But careful if you mix and match them. If you do, well, here I need a phrase that expresses that something can go pretty wrong … Here’s another example of when English offers too many choices: Consider the words that come up in matters of performance management.

To keep track of your performance at work, you will define what we in Switzerland and Germany call “Ziele.” Makes sense, right? “Ziele” means keeping track of what you’re doing. But as soon as I try to translate the “Ziele” into English, it gets tricky.

Can I translate it with “target?”(Or would I then be attempting to – I don’t know – shoot an arrow at the task at hand – e.g. the annual report?)

Or is it better to say the annual report is my “aim?” That doesn’t sound as merciless as “targeting,” at least.

Is it my “objective?”

My “goal,” perhaps? If so, then does completing the task at hand make me a goal-getter, like in a big football (soccer) match? Am I allowed to throw my arms in the air, run around the office and celebrate wildly the moment the annual report is published? Probably not.

Honestly, I admire how skillful my English native teammates use their synonym-rich language. But sometimes, I’m pretty content with all the “Dings” and “Züg.”

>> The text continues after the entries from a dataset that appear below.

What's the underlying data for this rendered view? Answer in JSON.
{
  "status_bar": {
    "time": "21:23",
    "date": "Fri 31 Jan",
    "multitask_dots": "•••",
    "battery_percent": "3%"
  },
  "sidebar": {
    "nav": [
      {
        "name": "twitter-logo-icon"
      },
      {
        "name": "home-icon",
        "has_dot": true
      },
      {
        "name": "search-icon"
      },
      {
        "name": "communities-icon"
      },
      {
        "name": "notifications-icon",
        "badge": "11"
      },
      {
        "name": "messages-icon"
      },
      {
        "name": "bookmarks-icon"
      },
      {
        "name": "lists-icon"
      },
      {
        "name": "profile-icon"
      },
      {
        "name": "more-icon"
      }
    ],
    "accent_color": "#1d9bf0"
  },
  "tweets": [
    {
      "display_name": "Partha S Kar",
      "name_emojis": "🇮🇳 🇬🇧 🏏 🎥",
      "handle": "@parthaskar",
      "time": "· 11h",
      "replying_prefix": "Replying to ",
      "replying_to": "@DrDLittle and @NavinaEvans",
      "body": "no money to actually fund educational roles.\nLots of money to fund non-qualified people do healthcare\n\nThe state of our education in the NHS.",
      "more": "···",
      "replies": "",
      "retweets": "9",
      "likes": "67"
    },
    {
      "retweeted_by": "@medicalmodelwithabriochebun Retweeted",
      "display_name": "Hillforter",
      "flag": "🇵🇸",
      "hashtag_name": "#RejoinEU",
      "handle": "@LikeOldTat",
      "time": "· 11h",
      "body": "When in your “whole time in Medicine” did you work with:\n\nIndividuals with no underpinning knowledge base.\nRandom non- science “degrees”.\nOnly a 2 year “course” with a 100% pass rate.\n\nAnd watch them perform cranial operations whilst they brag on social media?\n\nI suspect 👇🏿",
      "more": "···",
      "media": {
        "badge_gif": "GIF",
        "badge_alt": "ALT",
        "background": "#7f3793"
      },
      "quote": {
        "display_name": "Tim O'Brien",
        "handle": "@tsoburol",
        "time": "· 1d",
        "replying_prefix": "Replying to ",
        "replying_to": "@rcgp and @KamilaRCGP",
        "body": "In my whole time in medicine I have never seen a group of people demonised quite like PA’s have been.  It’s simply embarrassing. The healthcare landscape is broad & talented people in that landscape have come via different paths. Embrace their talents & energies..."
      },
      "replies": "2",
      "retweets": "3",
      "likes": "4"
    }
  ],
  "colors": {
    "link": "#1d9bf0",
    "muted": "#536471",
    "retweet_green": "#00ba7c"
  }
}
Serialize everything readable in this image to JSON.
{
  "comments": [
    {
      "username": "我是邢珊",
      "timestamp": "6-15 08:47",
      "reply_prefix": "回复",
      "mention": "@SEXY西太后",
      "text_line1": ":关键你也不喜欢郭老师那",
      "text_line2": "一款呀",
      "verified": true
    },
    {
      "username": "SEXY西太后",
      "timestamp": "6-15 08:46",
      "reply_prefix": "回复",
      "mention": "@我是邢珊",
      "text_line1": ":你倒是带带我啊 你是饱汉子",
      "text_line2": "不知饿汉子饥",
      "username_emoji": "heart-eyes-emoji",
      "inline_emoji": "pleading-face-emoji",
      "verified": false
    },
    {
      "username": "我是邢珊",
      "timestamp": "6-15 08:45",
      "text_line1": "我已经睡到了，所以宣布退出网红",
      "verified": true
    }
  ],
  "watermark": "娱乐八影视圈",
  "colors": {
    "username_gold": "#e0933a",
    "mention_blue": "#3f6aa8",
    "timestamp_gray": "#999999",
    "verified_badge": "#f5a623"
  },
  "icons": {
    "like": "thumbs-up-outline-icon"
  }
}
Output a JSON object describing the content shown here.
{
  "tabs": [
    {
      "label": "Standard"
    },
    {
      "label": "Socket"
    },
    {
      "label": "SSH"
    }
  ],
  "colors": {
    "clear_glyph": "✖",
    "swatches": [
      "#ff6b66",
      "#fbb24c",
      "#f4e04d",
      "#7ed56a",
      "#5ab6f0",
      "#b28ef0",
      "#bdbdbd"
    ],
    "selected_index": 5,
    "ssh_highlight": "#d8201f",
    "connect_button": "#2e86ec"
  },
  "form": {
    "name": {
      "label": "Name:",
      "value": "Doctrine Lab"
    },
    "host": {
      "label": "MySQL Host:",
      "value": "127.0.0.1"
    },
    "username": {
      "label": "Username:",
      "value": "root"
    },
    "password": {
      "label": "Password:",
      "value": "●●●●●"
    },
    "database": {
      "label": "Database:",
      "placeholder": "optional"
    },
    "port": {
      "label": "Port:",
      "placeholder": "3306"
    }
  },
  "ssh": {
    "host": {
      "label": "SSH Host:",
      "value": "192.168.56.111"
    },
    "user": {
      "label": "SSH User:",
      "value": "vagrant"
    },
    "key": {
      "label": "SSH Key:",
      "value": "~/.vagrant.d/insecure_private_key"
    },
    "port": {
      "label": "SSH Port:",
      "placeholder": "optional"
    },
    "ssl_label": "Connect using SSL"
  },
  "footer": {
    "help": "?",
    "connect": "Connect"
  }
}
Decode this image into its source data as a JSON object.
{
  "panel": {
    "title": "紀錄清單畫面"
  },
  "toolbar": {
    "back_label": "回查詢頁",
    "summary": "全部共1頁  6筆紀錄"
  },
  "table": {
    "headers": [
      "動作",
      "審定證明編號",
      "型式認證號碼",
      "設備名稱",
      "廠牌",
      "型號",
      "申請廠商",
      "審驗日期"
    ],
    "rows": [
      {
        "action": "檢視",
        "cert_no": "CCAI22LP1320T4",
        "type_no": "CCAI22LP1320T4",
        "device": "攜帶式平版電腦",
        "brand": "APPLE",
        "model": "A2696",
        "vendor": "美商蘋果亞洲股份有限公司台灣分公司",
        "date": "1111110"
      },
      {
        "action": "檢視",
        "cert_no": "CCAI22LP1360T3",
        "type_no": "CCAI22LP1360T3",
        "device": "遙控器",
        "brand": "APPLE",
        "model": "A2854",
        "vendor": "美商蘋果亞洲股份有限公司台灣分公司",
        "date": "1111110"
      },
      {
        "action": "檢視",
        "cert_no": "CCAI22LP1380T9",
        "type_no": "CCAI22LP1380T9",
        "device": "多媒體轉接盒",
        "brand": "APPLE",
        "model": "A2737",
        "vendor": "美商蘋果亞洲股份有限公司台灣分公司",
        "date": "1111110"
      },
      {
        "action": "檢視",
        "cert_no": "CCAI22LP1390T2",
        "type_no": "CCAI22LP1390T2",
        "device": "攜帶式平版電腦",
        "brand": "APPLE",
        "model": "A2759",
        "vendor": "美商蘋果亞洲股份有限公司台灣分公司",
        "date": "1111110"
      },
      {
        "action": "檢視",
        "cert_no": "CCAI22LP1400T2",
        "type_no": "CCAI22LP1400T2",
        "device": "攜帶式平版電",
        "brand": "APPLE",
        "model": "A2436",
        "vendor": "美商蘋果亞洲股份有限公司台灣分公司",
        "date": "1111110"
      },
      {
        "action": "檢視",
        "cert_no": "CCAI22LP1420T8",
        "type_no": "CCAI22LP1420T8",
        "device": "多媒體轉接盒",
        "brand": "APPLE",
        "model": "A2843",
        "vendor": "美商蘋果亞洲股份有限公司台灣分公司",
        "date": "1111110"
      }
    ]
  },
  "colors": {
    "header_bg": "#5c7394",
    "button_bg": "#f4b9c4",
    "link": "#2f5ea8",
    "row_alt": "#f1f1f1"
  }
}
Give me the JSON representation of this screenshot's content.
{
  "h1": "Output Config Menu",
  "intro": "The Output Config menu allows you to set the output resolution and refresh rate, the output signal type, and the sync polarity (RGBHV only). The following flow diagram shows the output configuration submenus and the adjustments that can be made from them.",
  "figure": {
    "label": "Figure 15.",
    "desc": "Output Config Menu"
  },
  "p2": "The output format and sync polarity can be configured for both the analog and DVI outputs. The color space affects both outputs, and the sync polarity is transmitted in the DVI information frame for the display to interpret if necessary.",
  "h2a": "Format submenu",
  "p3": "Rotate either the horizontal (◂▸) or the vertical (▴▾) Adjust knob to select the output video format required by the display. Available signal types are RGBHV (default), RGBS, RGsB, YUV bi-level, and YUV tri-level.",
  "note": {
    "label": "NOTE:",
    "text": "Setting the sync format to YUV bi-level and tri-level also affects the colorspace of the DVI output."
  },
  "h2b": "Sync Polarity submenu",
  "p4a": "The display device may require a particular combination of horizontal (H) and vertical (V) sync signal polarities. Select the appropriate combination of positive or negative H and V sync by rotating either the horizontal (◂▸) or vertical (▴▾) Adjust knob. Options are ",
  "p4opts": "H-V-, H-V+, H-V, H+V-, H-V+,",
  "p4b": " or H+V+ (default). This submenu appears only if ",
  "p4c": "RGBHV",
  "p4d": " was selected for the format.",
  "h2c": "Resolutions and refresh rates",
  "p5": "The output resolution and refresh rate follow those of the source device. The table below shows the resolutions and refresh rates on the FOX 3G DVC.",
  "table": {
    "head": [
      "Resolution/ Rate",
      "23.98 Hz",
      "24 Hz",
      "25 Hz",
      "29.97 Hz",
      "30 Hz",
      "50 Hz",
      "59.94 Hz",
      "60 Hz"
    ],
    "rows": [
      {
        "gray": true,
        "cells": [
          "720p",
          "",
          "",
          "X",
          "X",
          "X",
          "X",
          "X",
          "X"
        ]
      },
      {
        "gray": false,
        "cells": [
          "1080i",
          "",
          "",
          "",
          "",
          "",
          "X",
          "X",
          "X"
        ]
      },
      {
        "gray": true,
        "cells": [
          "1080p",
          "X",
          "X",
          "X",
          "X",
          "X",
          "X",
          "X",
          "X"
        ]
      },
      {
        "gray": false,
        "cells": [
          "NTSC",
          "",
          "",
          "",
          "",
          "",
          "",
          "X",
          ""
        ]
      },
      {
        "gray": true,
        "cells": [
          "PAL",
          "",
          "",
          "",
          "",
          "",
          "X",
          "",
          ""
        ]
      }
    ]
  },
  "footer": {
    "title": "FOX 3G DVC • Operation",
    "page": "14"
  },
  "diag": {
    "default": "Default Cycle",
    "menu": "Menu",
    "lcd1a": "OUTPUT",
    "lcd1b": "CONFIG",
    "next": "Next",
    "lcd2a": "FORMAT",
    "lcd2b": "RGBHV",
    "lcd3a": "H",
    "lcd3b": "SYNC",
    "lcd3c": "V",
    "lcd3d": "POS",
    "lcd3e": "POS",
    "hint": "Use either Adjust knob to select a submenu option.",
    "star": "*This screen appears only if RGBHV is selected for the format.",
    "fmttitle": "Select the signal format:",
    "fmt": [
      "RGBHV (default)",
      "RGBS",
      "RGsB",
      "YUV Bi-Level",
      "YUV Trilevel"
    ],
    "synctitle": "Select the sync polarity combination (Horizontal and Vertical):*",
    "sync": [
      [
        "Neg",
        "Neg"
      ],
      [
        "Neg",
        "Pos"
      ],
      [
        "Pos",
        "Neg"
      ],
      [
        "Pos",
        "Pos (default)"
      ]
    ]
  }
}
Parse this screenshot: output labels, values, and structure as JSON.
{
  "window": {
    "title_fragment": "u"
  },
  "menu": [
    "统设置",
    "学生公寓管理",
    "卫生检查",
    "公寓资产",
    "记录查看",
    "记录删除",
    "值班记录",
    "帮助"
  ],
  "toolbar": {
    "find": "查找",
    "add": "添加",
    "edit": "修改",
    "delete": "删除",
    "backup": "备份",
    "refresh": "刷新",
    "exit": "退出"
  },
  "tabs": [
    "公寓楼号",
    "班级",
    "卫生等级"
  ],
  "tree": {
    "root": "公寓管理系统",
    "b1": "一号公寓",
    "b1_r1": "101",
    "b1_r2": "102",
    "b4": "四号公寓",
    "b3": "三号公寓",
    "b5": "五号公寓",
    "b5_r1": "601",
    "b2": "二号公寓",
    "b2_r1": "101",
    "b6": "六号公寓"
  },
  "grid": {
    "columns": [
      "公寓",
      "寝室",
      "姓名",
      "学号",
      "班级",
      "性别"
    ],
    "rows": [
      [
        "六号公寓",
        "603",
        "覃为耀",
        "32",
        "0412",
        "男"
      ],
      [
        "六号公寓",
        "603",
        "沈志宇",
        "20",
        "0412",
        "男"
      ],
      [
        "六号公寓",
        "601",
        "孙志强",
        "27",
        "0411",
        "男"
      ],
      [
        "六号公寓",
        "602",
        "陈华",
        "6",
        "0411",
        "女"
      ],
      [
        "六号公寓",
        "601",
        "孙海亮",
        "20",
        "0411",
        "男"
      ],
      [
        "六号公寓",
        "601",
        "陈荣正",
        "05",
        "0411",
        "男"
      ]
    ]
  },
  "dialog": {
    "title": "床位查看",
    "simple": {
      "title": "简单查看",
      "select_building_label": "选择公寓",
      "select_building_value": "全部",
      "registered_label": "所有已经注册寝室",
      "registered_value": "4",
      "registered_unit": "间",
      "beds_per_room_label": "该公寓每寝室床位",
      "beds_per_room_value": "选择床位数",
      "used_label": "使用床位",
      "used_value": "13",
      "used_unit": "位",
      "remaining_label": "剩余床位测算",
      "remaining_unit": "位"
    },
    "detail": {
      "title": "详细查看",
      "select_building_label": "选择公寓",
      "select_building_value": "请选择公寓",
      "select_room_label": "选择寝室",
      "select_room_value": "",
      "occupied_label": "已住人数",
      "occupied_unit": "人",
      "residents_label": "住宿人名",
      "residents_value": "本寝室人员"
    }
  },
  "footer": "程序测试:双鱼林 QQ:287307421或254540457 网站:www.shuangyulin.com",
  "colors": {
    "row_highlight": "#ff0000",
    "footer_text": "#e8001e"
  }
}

Want a counterpoint? Read a native English speaker’s perspective on working with German-speaking colleagues.